Exercise description:
Show, in full, each line of the data that contains "JSON".

** Data provided follows **

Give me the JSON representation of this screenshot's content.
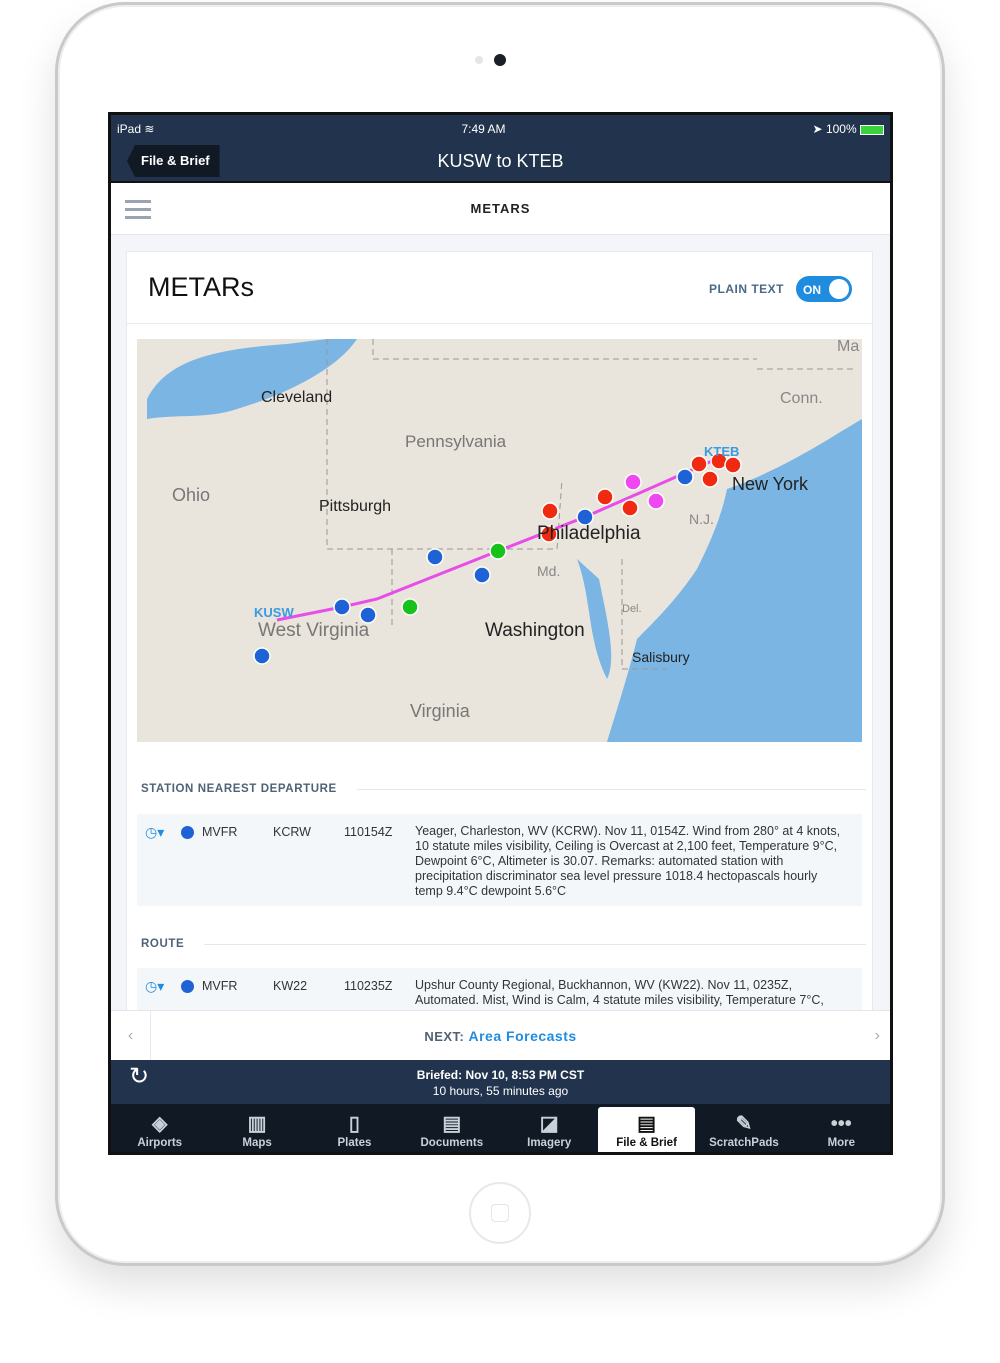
{
  "status": {
    "device": "iPad",
    "time": "7:49 AM",
    "battery": "100%"
  },
  "nav": {
    "back": "File & Brief",
    "title": "KUSW to KTEB"
  },
  "subheader": {
    "title": "METARS"
  },
  "card": {
    "title": "METARs",
    "plain_text_label": "PLAIN TEXT",
    "toggle": "ON"
  },
  "map": {
    "labels": {
      "cleveland": "Cleveland",
      "pennsylvania": "Pennsylvania",
      "ohio": "Ohio",
      "pittsburgh": "Pittsburgh",
      "conn": "Conn.",
      "ma": "Ma",
      "new_york": "New York",
      "nj": "N.J.",
      "philadelphia": "Philadelphia",
      "md": "Md.",
      "del": "Del.",
      "washington": "Washington",
      "salisbury": "Salisbury",
      "west_virginia": "West Virginia",
      "virginia": "Virginia",
      "kusw": "KUSW",
      "kteb": "KTEB"
    },
    "category_colors": {
      "VFR": "#19c21b",
      "MVFR": "#1e62d6",
      "IFR": "#f02a10",
      "LIFR": "#f048f0"
    },
    "route_color": "#e84de8",
    "markers": [
      "MVFR",
      "IFR",
      "IFR",
      "IFR",
      "IFR",
      "LIFR",
      "LIFR",
      "IFR",
      "IFR",
      "IFR",
      "IFR",
      "MVFR",
      "VFR",
      "MVFR",
      "MVFR",
      "VFR",
      "MVFR",
      "MVFR",
      "MVFR"
    ]
  },
  "sections": {
    "departure": {
      "title": "STATION NEAREST DEPARTURE",
      "rows": [
        {
          "category": "MVFR",
          "station": "KCRW",
          "time": "110154Z",
          "text": "Yeager, Charleston, WV (KCRW). Nov 11, 0154Z. Wind from 280° at 4 knots, 10 statute miles visibility, Ceiling is Overcast at 2,100 feet, Temperature 9°C, Dewpoint 6°C, Altimeter is 30.07. Remarks: automated station with precipitation discriminator sea level pressure 1018.4 hectopascals hourly temp 9.4°C dewpoint 5.6°C"
        }
      ]
    },
    "route": {
      "title": "ROUTE",
      "rows": [
        {
          "category": "MVFR",
          "station": "KW22",
          "time": "110235Z",
          "text": "Upshur County Regional, Buckhannon, WV (KW22). Nov 11, 0235Z, Automated. Mist, Wind is Calm, 4 statute miles visibility, Temperature 7°C,"
        }
      ]
    }
  },
  "next": {
    "prefix": "NEXT:",
    "label": "Area Forecasts"
  },
  "brief": {
    "line1": "Briefed: Nov 10, 8:53 PM CST",
    "line2": "10 hours, 55 minutes ago"
  },
  "tabs": [
    {
      "label": "Airports"
    },
    {
      "label": "Maps"
    },
    {
      "label": "Plates"
    },
    {
      "label": "Documents"
    },
    {
      "label": "Imagery"
    },
    {
      "label": "File & Brief",
      "active": true
    },
    {
      "label": "ScratchPads"
    },
    {
      "label": "More"
    }
  ]
}
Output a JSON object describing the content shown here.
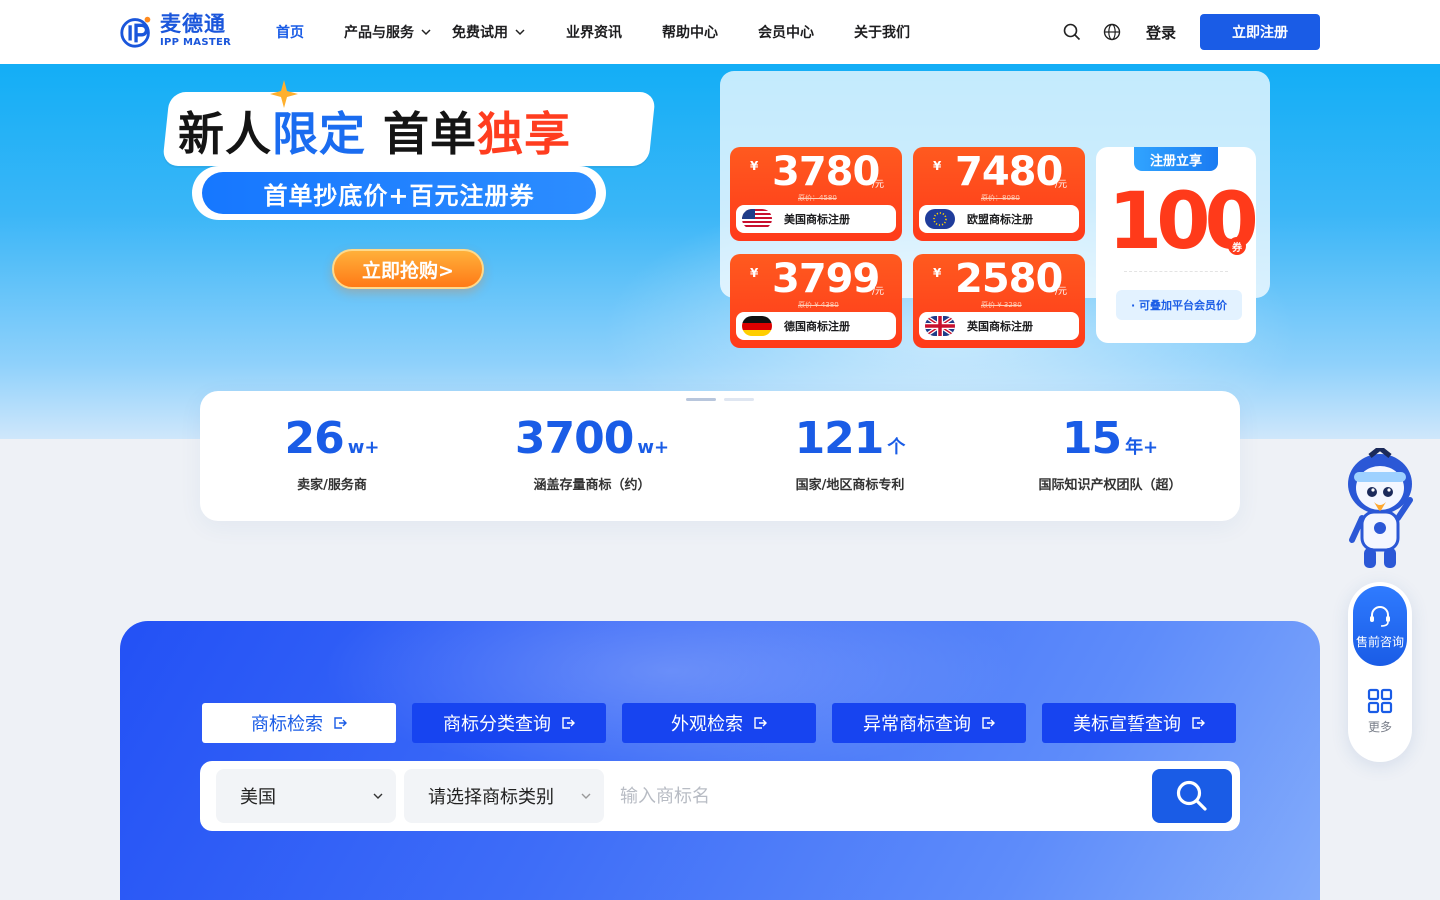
{
  "header": {
    "logo_cn": "麦德通",
    "logo_en": "IPP MASTER",
    "nav": [
      "首页",
      "产品与服务",
      "免费试用",
      "业界资讯",
      "帮助中心",
      "会员中心",
      "关于我们"
    ],
    "login": "登录",
    "register": "立即注册"
  },
  "hero": {
    "title_part1": "新人",
    "title_part2": "限定",
    "title_part3": " 首单",
    "title_part4": "独享",
    "subtitle": "首单抄底价+百元注册券",
    "cta": "立即抢购>"
  },
  "prices": [
    {
      "yen": "¥",
      "amount": "3780",
      "unit": "/元",
      "original": "原价：4580",
      "name": "美国商标注册"
    },
    {
      "yen": "¥",
      "amount": "7480",
      "unit": "/元",
      "original": "原价：8080",
      "name": "欧盟商标注册"
    },
    {
      "yen": "¥",
      "amount": "3799",
      "unit": "/元",
      "original": "原价 ¥ 4380",
      "name": "德国商标注册"
    },
    {
      "yen": "¥",
      "amount": "2580",
      "unit": "/元",
      "original": "原价 ¥ 3280",
      "name": "英国商标注册"
    }
  ],
  "coupon": {
    "tag": "注册立享",
    "amount": "100",
    "suffix": "券",
    "note": "· 可叠加平台会员价"
  },
  "stats": [
    {
      "num": "26",
      "suffix": "w+",
      "label": "卖家/服务商"
    },
    {
      "num": "3700",
      "suffix": "w+",
      "label": "涵盖存量商标（约）"
    },
    {
      "num": "121",
      "suffix": "个",
      "label": "国家/地区商标专利"
    },
    {
      "num": "15",
      "suffix": "年+",
      "label": "国际知识产权团队（超）"
    }
  ],
  "search": {
    "tabs": [
      "商标检索",
      "商标分类查询",
      "外观检索",
      "异常商标查询",
      "美标宣誓查询"
    ],
    "country": "美国",
    "category": "请选择商标类别",
    "placeholder": "输入商标名"
  },
  "side": {
    "consult": "售前咨询",
    "more": "更多"
  },
  "colors": {
    "brand": "#1a5ce6",
    "accent_red": "#ff3a1a",
    "cta_orange": "#ff7a16"
  }
}
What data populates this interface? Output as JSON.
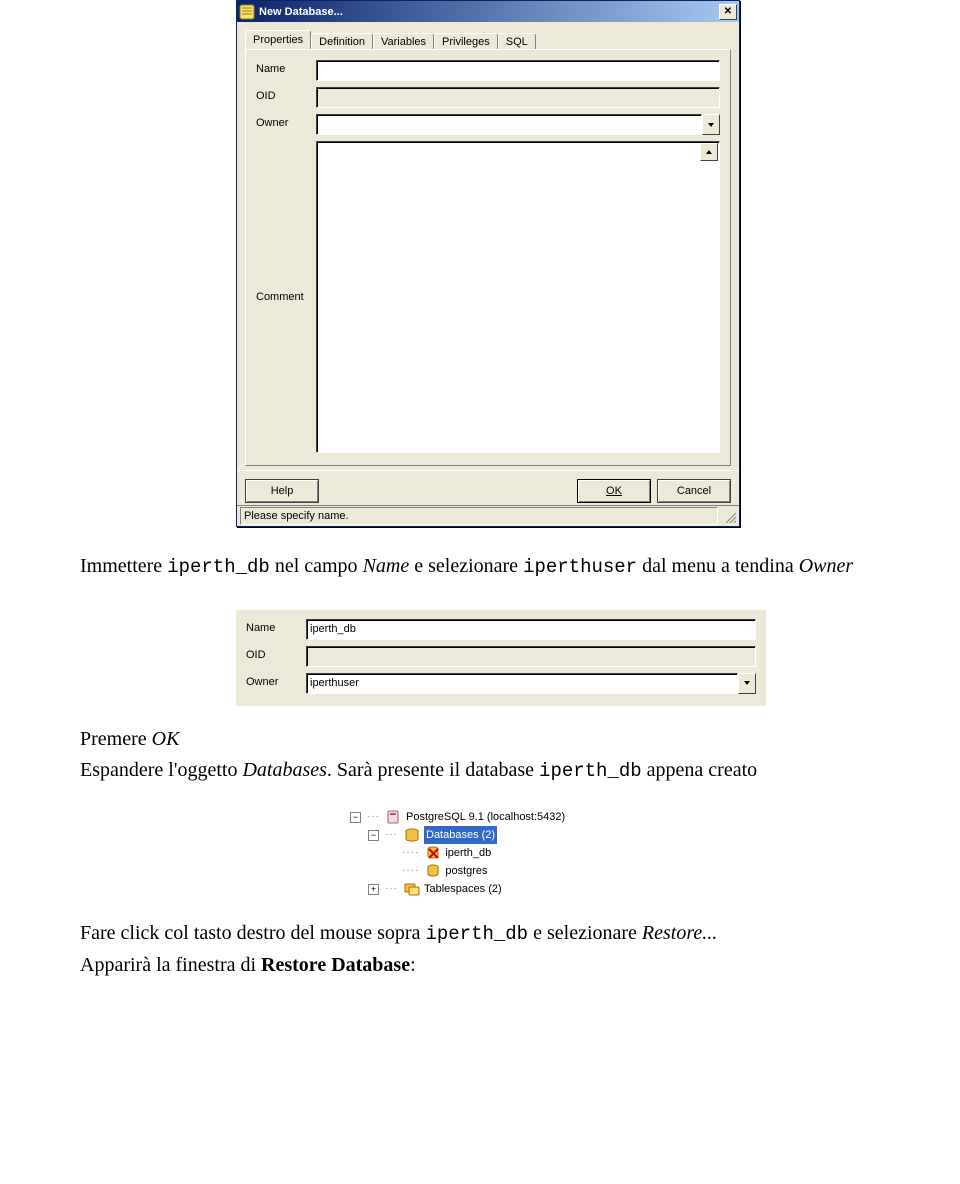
{
  "dialog": {
    "title": "New Database...",
    "tabs": [
      "Properties",
      "Definition",
      "Variables",
      "Privileges",
      "SQL"
    ],
    "active_tab": 0,
    "fields": {
      "name_label": "Name",
      "oid_label": "OID",
      "owner_label": "Owner",
      "comment_label": "Comment",
      "name_value": "",
      "oid_value": "",
      "owner_value": "",
      "comment_value": ""
    },
    "buttons": {
      "help": "Help",
      "ok": "OK",
      "cancel": "Cancel"
    },
    "status": "Please specify name."
  },
  "prose1": {
    "prefix": "Immettere ",
    "code1": "iperth_db",
    "mid1": " nel campo ",
    "em1": "Name",
    "mid2": " e selezionare ",
    "code2": "iperthuser",
    "mid3": " dal menu a tendina ",
    "em2": "Owner"
  },
  "snippet": {
    "name_label": "Name",
    "oid_label": "OID",
    "owner_label": "Owner",
    "name_value": "iperth_db",
    "oid_value": "",
    "owner_value": "iperthuser"
  },
  "prose2_line1": {
    "prefix": "Premere ",
    "em": "OK"
  },
  "prose2_line2": {
    "prefix": "Espandere l'oggetto ",
    "em": "Databases",
    "mid": ". Sarà presente il database ",
    "code": "iperth_db",
    "suffix": " appena creato"
  },
  "tree": {
    "server": "PostgreSQL 9.1 (localhost:5432)",
    "databases": "Databases (2)",
    "db1": "iperth_db",
    "db2": "postgres",
    "tablespaces": "Tablespaces (2)"
  },
  "prose3": {
    "prefix": "Fare click col tasto destro del mouse sopra ",
    "code": "iperth_db",
    "mid": " e selezionare ",
    "em": "Restore...",
    "line2_prefix": "Apparirà la finestra di ",
    "line2_bold": "Restore Database",
    "line2_suffix": ":"
  }
}
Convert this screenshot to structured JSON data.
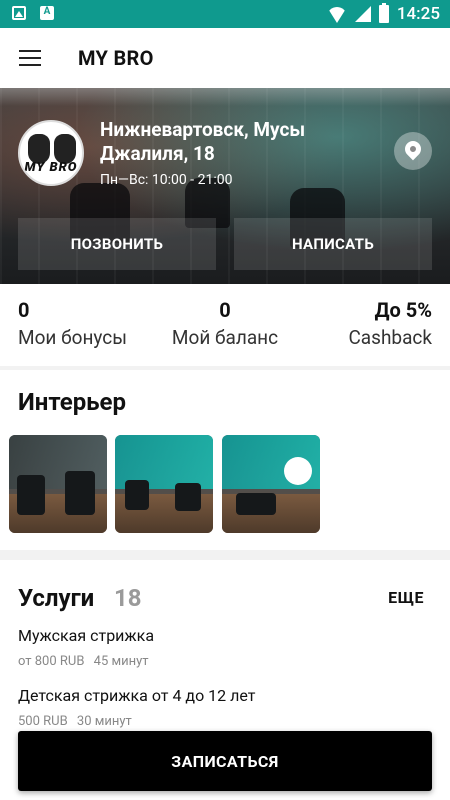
{
  "status_bar": {
    "time": "14:25"
  },
  "app_bar": {
    "title": "MY BRO"
  },
  "hero": {
    "logo_text": "MY BRO",
    "address": "Нижневартовск, Мусы Джалиля, 18",
    "hours": "Пн—Вс: 10:00 - 21:00",
    "call_label": "ПОЗВОНИТЬ",
    "write_label": "НАПИСАТЬ"
  },
  "stats": {
    "bonuses_value": "0",
    "bonuses_label": "Мои бонусы",
    "balance_value": "0",
    "balance_label": "Мой баланс",
    "cashback_value": "До 5%",
    "cashback_label": "Cashback"
  },
  "interior": {
    "title": "Интерьер",
    "photos": [
      "interior-photo-1",
      "interior-photo-2",
      "interior-photo-3"
    ]
  },
  "services": {
    "title": "Услуги",
    "count": "18",
    "more_label": "ЕЩЕ",
    "items": [
      {
        "name": "Мужская стрижка",
        "price": "от 800 RUB",
        "duration": "45 минут"
      },
      {
        "name": "Детская стрижка от 4 до 12 лет",
        "price": "500 RUB",
        "duration": "30 минут"
      }
    ]
  },
  "book_button": {
    "label": "ЗАПИСАТЬСЯ"
  },
  "colors": {
    "status_bar": "#0f9a8e",
    "primary_button": "#000000",
    "muted_text": "#888888"
  }
}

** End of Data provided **

Completed exercise:
Give me the JSON representation of this screenshot's content.
Output a JSON object describing the content shown here.
What data populates this interface? Output as JSON.
Convert this screenshot to structured JSON data.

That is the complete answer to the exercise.